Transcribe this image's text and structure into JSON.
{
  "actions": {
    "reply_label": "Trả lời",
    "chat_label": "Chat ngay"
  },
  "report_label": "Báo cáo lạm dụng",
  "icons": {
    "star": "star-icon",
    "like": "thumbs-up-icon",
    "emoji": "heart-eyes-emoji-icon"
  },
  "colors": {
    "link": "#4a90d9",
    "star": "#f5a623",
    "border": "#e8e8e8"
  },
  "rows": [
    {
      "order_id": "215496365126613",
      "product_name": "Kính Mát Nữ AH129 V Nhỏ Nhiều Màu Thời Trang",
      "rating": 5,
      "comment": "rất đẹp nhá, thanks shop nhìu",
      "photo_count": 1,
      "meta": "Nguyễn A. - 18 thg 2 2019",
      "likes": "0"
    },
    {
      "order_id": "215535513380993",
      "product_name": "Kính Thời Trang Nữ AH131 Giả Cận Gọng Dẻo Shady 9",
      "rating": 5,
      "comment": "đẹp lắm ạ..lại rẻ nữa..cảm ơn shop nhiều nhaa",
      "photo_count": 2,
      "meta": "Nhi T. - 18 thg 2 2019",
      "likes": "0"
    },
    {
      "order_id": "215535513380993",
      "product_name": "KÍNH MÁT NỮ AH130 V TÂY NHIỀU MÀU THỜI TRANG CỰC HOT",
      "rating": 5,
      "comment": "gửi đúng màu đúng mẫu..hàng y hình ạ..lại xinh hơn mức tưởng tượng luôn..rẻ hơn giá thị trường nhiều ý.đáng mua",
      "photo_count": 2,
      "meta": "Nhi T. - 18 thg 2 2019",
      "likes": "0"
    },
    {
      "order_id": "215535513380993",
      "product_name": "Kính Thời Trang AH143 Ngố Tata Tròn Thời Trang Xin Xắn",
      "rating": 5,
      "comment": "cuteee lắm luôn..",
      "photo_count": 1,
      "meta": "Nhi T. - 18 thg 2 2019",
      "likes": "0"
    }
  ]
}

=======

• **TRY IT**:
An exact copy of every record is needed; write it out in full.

• **RESPONSE**:
Transcribe this image's text and structure into JSON.
{
  "actions": {
    "reply_label": "Trả lời",
    "chat_label": "Chat ngay"
  },
  "report_label": "Báo cáo lạm dụng",
  "icons": {
    "star": "star-icon",
    "like": "thumbs-up-icon",
    "emoji": "heart-eyes-emoji-icon"
  },
  "colors": {
    "link": "#4a90d9",
    "star": "#f5a623",
    "border": "#e8e8e8"
  },
  "rows": [
    {
      "order_id": "215496365126613",
      "product_name": "Kính Mát Nữ AH129 V Nhỏ Nhiều Màu Thời Trang",
      "rating": 5,
      "comment": "rất đẹp nhá, thanks shop nhìu",
      "photo_count": 1,
      "meta": "Nguyễn A. - 18 thg 2 2019",
      "likes": "0"
    },
    {
      "order_id": "215535513380993",
      "product_name": "Kính Thời Trang Nữ AH131 Giả Cận Gọng Dẻo Shady 9",
      "rating": 5,
      "comment": "đẹp lắm ạ..lại rẻ nữa..cảm ơn shop nhiều nhaa",
      "photo_count": 2,
      "meta": "Nhi T. - 18 thg 2 2019",
      "likes": "0"
    },
    {
      "order_id": "215535513380993",
      "product_name": "KÍNH MÁT NỮ AH130 V TÂY NHIỀU MÀU THỜI TRANG CỰC HOT",
      "rating": 5,
      "comment": "gửi đúng màu đúng mẫu..hàng y hình ạ..lại xinh hơn mức tưởng tượng luôn..rẻ hơn giá thị trường nhiều ý.đáng mua",
      "photo_count": 2,
      "meta": "Nhi T. - 18 thg 2 2019",
      "likes": "0"
    },
    {
      "order_id": "215535513380993",
      "product_name": "Kính Thời Trang AH143 Ngố Tata Tròn Thời Trang Xin Xắn",
      "rating": 5,
      "comment": "cuteee lắm luôn..",
      "photo_count": 1,
      "meta": "Nhi T. - 18 thg 2 2019",
      "likes": "0"
    }
  ]
}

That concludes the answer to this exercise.